* [Task] Retype the data below, every word of it, exactly.

[Items from a data source]
....................

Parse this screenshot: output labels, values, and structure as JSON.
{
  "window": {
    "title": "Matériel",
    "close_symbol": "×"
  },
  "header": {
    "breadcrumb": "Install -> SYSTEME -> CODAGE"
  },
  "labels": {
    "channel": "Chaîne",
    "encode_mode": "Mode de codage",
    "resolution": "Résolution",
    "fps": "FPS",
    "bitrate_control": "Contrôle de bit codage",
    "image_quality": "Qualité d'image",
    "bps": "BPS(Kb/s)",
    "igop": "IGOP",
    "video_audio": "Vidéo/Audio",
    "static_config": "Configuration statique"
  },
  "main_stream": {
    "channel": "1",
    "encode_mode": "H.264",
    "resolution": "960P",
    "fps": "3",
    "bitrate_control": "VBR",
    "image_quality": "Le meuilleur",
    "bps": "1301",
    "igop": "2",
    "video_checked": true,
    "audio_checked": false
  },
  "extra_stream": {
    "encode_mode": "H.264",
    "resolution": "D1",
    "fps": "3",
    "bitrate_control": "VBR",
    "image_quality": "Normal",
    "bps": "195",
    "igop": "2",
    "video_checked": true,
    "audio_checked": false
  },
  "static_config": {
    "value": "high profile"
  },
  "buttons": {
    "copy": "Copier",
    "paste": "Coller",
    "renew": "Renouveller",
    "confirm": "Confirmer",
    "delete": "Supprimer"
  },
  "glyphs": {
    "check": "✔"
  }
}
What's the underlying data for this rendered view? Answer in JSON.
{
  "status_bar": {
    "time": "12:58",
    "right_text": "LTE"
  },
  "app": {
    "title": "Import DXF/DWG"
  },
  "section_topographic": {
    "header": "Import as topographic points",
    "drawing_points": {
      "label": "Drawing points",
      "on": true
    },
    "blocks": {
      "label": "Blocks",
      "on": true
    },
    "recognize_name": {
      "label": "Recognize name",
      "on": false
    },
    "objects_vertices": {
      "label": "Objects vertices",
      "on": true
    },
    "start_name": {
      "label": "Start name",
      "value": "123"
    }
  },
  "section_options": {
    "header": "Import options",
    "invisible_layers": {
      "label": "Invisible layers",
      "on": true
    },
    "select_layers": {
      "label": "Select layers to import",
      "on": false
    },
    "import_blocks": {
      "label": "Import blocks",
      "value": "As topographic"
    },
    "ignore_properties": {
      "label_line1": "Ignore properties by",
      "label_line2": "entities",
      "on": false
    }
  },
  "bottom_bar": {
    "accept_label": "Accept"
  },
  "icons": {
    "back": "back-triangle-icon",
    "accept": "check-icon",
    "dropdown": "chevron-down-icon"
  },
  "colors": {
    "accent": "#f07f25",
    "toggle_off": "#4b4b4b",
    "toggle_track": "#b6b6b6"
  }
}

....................

* [Written answer]
Parse this screenshot: output labels, values, and structure as JSON.
{
  "window": {
    "title": "Matériel",
    "close_symbol": "×"
  },
  "header": {
    "breadcrumb": "Install -> SYSTEME -> CODAGE"
  },
  "labels": {
    "channel": "Chaîne",
    "encode_mode": "Mode de codage",
    "resolution": "Résolution",
    "fps": "FPS",
    "bitrate_control": "Contrôle de bit codage",
    "image_quality": "Qualité d'image",
    "bps": "BPS(Kb/s)",
    "igop": "IGOP",
    "video_audio": "Vidéo/Audio",
    "static_config": "Configuration statique"
  },
  "main_stream": {
    "channel": "1",
    "encode_mode": "H.264",
    "resolution": "960P",
    "fps": "3",
    "bitrate_control": "VBR",
    "image_quality": "Le meuilleur",
    "bps": "1301",
    "igop": "2",
    "video_checked": true,
    "audio_checked": false
  },
  "extra_stream": {
    "encode_mode": "H.264",
    "resolution": "D1",
    "fps": "3",
    "bitrate_control": "VBR",
    "image_quality": "Normal",
    "bps": "195",
    "igop": "2",
    "video_checked": true,
    "audio_checked": false
  },
  "static_config": {
    "value": "high profile"
  },
  "buttons": {
    "copy": "Copier",
    "paste": "Coller",
    "renew": "Renouveller",
    "confirm": "Confirmer",
    "delete": "Supprimer"
  },
  "glyphs": {
    "check": "✔"
  }
}
What's the underlying data for this rendered view? Answer in JSON.
{
  "status_bar": {
    "time": "12:58",
    "right_text": "LTE"
  },
  "app": {
    "title": "Import DXF/DWG"
  },
  "section_topographic": {
    "header": "Import as topographic points",
    "drawing_points": {
      "label": "Drawing points",
      "on": true
    },
    "blocks": {
      "label": "Blocks",
      "on": true
    },
    "recognize_name": {
      "label": "Recognize name",
      "on": false
    },
    "objects_vertices": {
      "label": "Objects vertices",
      "on": true
    },
    "start_name": {
      "label": "Start name",
      "value": "123"
    }
  },
  "section_options": {
    "header": "Import options",
    "invisible_layers": {
      "label": "Invisible layers",
      "on": true
    },
    "select_layers": {
      "label": "Select layers to import",
      "on": false
    },
    "import_blocks": {
      "label": "Import blocks",
      "value": "As topographic"
    },
    "ignore_properties": {
      "label_line1": "Ignore properties by",
      "label_line2": "entities",
      "on": false
    }
  },
  "bottom_bar": {
    "accept_label": "Accept"
  },
  "icons": {
    "back": "back-triangle-icon",
    "accept": "check-icon",
    "dropdown": "chevron-down-icon"
  },
  "colors": {
    "accent": "#f07f25",
    "toggle_off": "#4b4b4b",
    "toggle_track": "#b6b6b6"
  }
}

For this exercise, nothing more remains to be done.